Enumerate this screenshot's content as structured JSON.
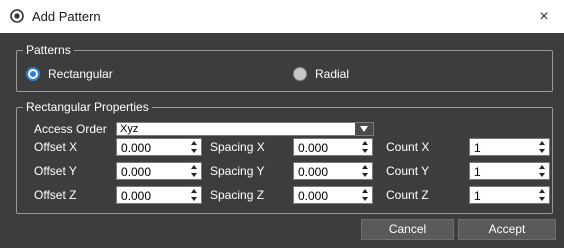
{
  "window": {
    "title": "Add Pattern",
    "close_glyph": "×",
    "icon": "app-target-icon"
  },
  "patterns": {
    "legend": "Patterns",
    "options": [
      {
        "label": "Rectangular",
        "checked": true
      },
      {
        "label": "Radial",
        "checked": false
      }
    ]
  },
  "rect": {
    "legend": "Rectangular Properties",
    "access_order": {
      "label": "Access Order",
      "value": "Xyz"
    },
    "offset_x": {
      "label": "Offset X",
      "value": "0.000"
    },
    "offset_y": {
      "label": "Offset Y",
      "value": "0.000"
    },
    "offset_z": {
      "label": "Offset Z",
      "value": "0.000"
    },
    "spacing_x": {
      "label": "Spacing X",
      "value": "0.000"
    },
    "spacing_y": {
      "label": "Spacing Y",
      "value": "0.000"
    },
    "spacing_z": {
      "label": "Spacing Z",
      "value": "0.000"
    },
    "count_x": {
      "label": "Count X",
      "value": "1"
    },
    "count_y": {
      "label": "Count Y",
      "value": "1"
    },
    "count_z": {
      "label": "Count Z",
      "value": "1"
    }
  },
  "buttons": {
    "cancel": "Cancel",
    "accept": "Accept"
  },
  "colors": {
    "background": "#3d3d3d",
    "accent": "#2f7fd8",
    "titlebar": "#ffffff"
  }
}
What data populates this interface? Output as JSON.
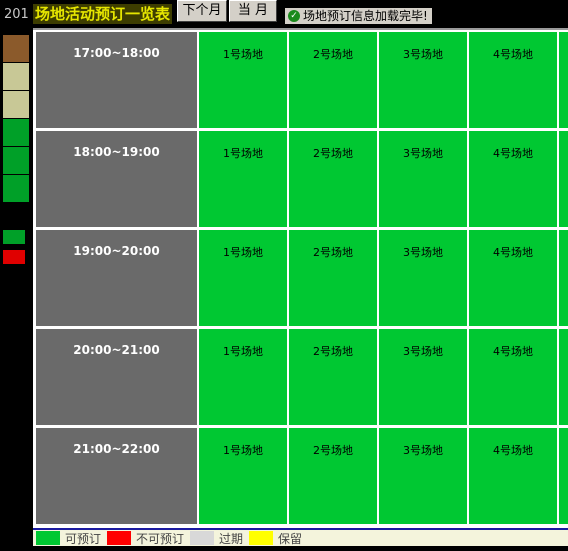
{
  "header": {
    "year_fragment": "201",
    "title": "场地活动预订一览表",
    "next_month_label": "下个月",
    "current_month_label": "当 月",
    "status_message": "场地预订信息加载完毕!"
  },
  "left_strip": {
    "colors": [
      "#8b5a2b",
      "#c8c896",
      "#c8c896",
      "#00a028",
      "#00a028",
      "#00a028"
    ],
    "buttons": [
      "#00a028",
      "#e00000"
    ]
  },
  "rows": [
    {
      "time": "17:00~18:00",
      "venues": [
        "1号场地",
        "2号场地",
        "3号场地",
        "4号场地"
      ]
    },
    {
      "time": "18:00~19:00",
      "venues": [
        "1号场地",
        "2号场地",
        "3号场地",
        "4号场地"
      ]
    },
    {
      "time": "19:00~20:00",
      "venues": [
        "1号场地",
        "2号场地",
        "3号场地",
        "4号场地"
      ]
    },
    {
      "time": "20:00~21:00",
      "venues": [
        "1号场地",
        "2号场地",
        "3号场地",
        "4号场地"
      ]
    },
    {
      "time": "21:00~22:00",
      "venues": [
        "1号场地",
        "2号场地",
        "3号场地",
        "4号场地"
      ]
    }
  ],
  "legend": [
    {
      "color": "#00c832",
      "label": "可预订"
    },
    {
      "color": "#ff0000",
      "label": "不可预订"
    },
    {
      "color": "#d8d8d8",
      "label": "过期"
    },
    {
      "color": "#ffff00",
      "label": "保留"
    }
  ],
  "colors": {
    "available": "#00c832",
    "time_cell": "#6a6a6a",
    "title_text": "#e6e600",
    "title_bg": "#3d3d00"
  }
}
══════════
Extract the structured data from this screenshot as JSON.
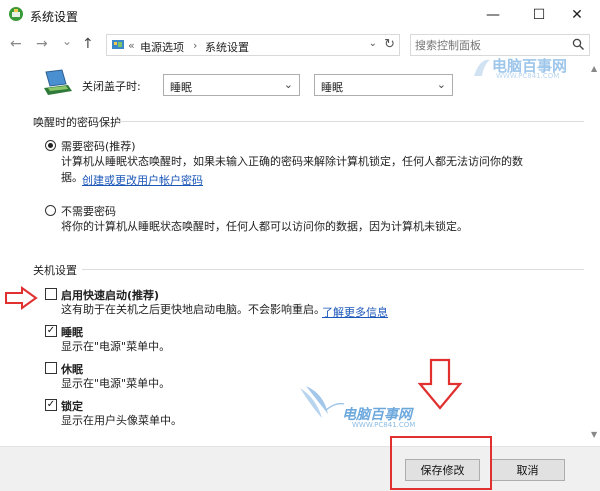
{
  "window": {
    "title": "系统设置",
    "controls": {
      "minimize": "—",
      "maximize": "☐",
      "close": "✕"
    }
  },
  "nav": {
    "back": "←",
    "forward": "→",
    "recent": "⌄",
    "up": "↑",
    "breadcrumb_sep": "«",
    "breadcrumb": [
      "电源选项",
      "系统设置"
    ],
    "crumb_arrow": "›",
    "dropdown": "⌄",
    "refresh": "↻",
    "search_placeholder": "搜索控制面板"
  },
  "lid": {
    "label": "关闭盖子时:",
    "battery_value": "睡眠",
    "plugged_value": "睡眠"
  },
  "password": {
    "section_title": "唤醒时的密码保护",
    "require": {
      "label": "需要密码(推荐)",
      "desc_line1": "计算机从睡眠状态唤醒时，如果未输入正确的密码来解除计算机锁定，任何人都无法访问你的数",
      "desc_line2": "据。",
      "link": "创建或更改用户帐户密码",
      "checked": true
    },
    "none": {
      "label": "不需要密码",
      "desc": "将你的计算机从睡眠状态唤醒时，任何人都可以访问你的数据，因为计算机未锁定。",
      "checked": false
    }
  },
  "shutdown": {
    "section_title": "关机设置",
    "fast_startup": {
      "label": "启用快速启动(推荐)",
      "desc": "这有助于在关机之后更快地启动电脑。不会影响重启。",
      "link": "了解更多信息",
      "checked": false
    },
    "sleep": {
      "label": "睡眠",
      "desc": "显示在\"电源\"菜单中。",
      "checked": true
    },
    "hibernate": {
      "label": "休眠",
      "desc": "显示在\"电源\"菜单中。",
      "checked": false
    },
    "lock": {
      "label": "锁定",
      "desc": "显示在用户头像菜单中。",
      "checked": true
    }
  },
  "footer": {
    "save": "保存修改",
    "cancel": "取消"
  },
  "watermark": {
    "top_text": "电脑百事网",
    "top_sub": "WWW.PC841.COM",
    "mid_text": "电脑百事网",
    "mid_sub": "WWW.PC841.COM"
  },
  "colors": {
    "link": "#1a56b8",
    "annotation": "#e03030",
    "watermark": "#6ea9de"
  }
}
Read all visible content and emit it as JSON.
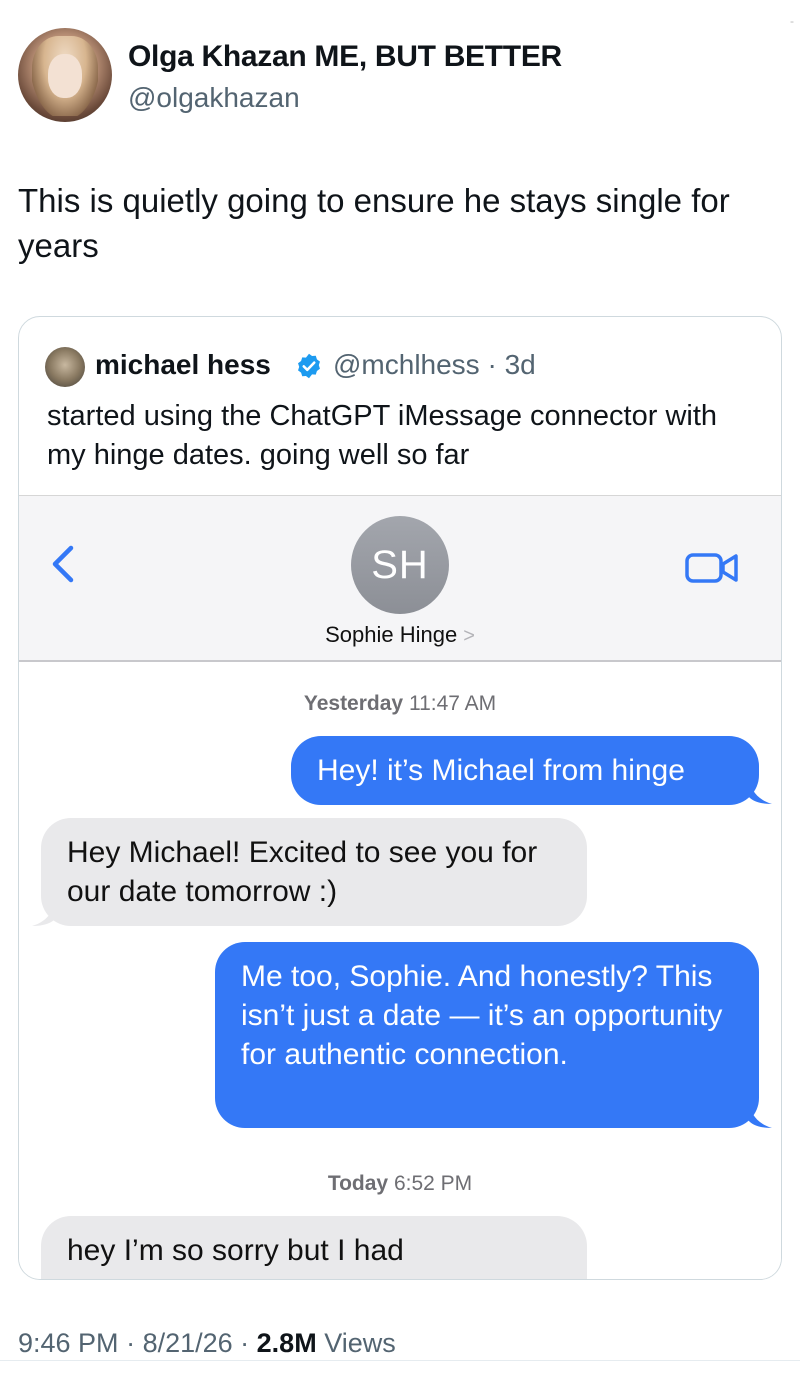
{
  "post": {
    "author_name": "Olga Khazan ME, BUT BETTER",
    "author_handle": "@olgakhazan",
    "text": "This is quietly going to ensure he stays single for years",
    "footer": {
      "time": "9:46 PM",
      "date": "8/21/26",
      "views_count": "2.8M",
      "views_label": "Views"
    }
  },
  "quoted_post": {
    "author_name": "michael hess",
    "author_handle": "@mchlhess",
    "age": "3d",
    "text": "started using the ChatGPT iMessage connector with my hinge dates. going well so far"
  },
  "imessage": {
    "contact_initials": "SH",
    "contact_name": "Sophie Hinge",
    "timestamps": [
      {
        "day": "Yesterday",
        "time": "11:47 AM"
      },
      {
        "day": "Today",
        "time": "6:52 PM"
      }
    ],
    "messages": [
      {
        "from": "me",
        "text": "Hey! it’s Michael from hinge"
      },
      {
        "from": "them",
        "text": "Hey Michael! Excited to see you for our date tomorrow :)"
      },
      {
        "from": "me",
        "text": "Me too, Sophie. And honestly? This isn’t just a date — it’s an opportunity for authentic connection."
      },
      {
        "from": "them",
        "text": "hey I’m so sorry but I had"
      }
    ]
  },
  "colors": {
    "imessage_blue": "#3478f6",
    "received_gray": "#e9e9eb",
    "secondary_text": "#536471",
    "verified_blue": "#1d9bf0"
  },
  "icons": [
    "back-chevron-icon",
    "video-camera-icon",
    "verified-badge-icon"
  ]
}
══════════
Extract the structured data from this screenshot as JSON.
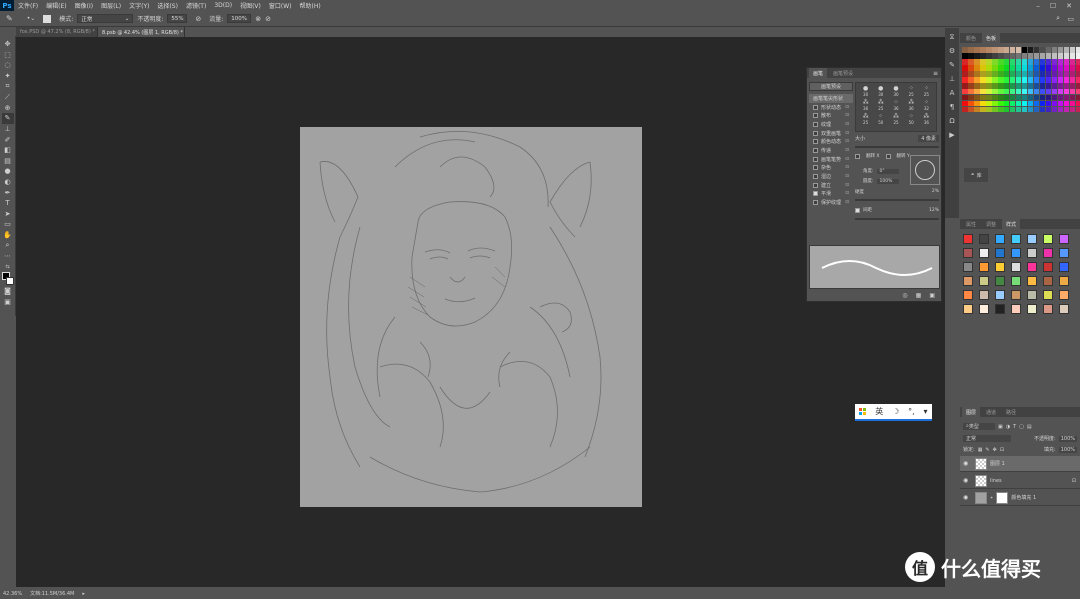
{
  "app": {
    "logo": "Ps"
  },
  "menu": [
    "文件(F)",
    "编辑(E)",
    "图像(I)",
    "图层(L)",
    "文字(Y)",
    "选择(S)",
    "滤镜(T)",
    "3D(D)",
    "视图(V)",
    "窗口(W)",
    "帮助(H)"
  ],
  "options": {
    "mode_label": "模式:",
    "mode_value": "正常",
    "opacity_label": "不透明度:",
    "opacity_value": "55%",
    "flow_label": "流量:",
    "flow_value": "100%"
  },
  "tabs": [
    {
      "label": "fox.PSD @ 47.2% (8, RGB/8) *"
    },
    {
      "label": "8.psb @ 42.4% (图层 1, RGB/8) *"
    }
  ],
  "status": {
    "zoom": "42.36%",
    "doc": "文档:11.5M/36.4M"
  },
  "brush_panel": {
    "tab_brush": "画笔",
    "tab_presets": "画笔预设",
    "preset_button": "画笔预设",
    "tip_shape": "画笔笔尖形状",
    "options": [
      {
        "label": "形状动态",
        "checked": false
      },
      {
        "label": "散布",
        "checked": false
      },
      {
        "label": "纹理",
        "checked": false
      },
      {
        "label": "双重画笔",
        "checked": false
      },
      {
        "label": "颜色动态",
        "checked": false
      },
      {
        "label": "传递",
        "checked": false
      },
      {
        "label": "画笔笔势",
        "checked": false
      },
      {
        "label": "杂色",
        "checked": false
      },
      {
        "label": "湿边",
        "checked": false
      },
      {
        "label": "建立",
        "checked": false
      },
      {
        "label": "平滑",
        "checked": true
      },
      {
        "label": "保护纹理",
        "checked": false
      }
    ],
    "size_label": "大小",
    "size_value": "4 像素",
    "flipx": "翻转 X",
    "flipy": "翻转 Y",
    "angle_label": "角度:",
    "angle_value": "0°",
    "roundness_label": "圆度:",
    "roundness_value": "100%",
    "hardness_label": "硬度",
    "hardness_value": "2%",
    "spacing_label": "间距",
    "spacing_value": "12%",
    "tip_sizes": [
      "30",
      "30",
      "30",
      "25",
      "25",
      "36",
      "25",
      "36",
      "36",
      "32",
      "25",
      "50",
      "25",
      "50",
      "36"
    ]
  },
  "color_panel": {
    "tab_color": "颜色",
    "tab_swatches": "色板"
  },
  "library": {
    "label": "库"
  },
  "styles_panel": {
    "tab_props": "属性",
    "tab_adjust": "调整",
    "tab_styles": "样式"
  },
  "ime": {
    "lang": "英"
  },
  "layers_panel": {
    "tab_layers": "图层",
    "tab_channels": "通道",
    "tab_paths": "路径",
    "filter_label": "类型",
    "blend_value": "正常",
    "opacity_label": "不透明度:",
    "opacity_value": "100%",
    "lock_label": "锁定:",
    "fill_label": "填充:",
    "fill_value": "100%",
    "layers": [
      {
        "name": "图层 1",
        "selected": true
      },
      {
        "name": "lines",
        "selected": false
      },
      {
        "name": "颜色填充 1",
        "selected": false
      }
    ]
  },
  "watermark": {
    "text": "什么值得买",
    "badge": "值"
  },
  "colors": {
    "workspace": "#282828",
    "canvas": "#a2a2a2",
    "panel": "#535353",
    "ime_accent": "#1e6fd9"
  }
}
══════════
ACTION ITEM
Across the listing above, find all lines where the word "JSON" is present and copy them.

SOLUTION TO THIS PROBLEM
Enumerate this screenshot's content as structured JSON.
What data populates this interface? Output as JSON.
Extract the structured data from this screenshot as JSON.
Read all visible content and emit it as JSON.
Extract the structured data from this screenshot as JSON.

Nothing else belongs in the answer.